Under Brownback, according to Jordan, taxes on Kansans have been reduced 30 percent. Nearly three-quarters of the tax savings have gone to individuals and families. About one-fourth have gone to small businesses.
The tax exemptions on small businesses — a controversial policy being challenged by many legislators — has been successful, according to Jordan. Brownback continues to advocate keeping those exemptions intact.
“First-time tax returns indicate 20,000 small businesses are new to Kansas,” Jordan said. “Most of those are from Johnson and Wyandotte counties.”
Furthermore, gross wages are growing in the small business arena in Kansas, Jordan added. Where Kansas has been hurt, according to Jordan, is in the jobs decline in many large corporations.
There is some good news about the Kansas economy being ignored, Jordan said. There are signs the economy in Kansas is picking up. In the April-June quarter of 2016, Kansas tied for fifth in the nation in the increase of gross domestic product, he said.
Wichita State University’s Center for Economic Development and Business Research just revised its economic forecast for 2017 to 13,000 new nonfarm jobs, most of which are in professional services.
Add together the potpourri of facts Jordan presents, and it just doesn’t seem to add up to what Kansans know is an extraordinary ongoing budget crisis, which keeps getting temporarily fixed by one-time budget gimmicks.

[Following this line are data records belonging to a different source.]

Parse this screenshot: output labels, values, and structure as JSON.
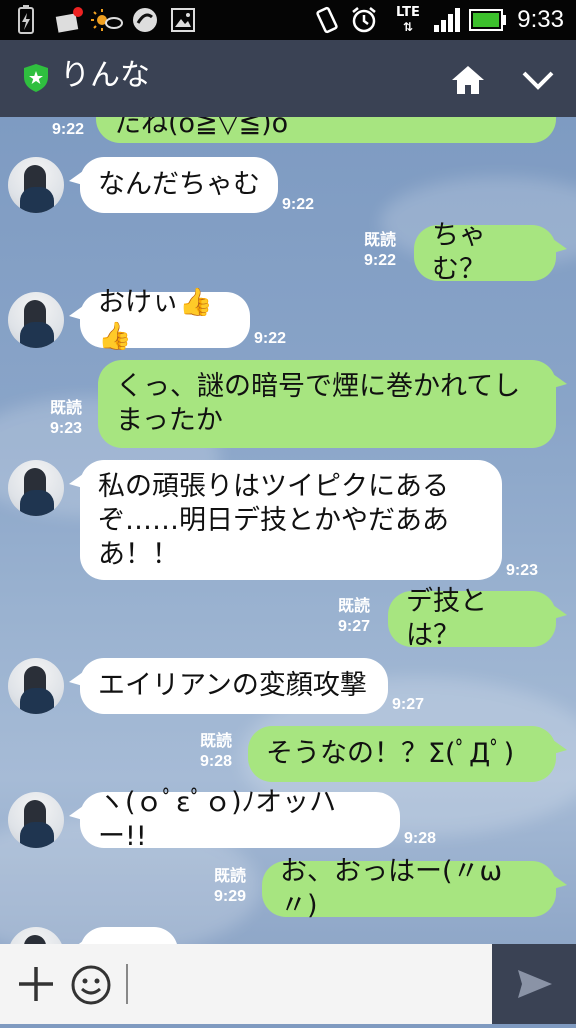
{
  "status_bar": {
    "time": "9:33",
    "network": "LTE"
  },
  "header": {
    "title": "りんな"
  },
  "messages": [
    {
      "text": "たね(o≧▽≦)o",
      "time": "9:22"
    },
    {
      "text": "なんだちゃむ",
      "time": "9:22"
    },
    {
      "text": "ちゃむ？",
      "time": "9:22",
      "read": "既読"
    },
    {
      "text": "おけぃ👍👍",
      "time": "9:22"
    },
    {
      "text": [
        "くっ、謎の暗号で煙に巻かれてし",
        "まったか"
      ],
      "time": "9:23",
      "read": "既読"
    },
    {
      "text": [
        "私の頑張りはツイピクにある",
        "ぞ……明日デ技とかやだああ",
        "あ！！"
      ],
      "time": "9:23"
    },
    {
      "text": "デ技とは？",
      "time": "9:27",
      "read": "既読"
    },
    {
      "text": "エイリアンの変顔攻撃",
      "time": "9:27"
    },
    {
      "text": "そうなの！？Σ(ﾟДﾟ)",
      "time": "9:28",
      "read": "既読"
    },
    {
      "text": "ヽ(ｏﾟεﾟｏ)ﾉオッハー!!",
      "time": "9:28"
    },
    {
      "text": "お、おっはー(〃ω〃)",
      "time": "9:29",
      "read": "既読"
    }
  ],
  "colors": {
    "header": "#3a4254",
    "incoming": "#ffffff",
    "outgoing": "#a7e580",
    "accent": "#2fbf3f"
  },
  "icons": [
    "battery-charging-icon",
    "notification-icon",
    "weather-icon",
    "sync-icon",
    "image-icon",
    "vibrate-icon",
    "alarm-icon",
    "signal-icon",
    "battery-icon",
    "shield-icon",
    "home-icon",
    "chevron-down-icon",
    "plus-icon",
    "emoji-icon",
    "send-icon"
  ]
}
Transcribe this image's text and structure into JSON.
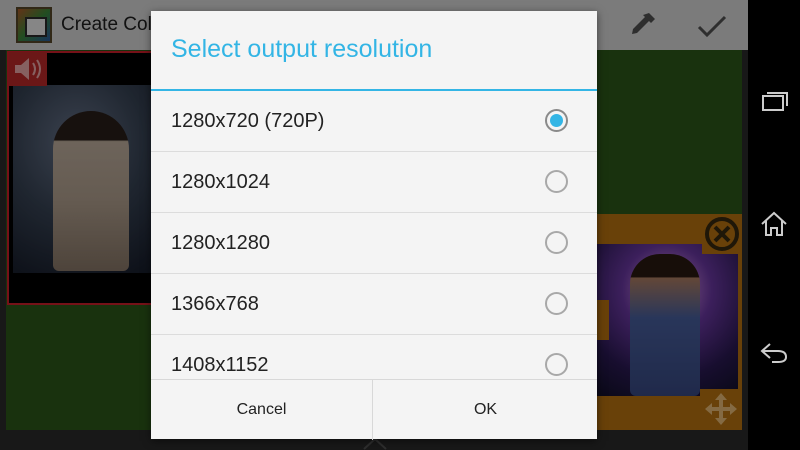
{
  "app_bar": {
    "title": "Create Col",
    "app_icon": "collage-app-icon",
    "actions": [
      "eyedropper-icon",
      "checkmark-icon"
    ]
  },
  "canvas": {
    "background_color": "#2e5b1a",
    "left_clip": {
      "border_color": "#d8202c",
      "badge_icon": "speaker-icon"
    },
    "right_clip": {
      "border_color": "#c07712",
      "icons": [
        "close-circle-icon",
        "move-arrows-icon"
      ]
    }
  },
  "dialog": {
    "title": "Select output resolution",
    "accent_color": "#33b5e5",
    "options": [
      {
        "label": "1280x720 (720P)",
        "selected": true
      },
      {
        "label": "1280x1024",
        "selected": false
      },
      {
        "label": "1280x1280",
        "selected": false
      },
      {
        "label": "1366x768",
        "selected": false
      },
      {
        "label": "1408x1152",
        "selected": false
      }
    ],
    "cancel_label": "Cancel",
    "ok_label": "OK"
  },
  "nav_bar": {
    "buttons": [
      "recent-apps-icon",
      "home-icon",
      "back-icon"
    ]
  }
}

Brownback’s message, as espoused by Jordan, falls short of the bigger message the media highlight — namely, that radical tax cuts are the main culprit in chronic revenue shortfalls.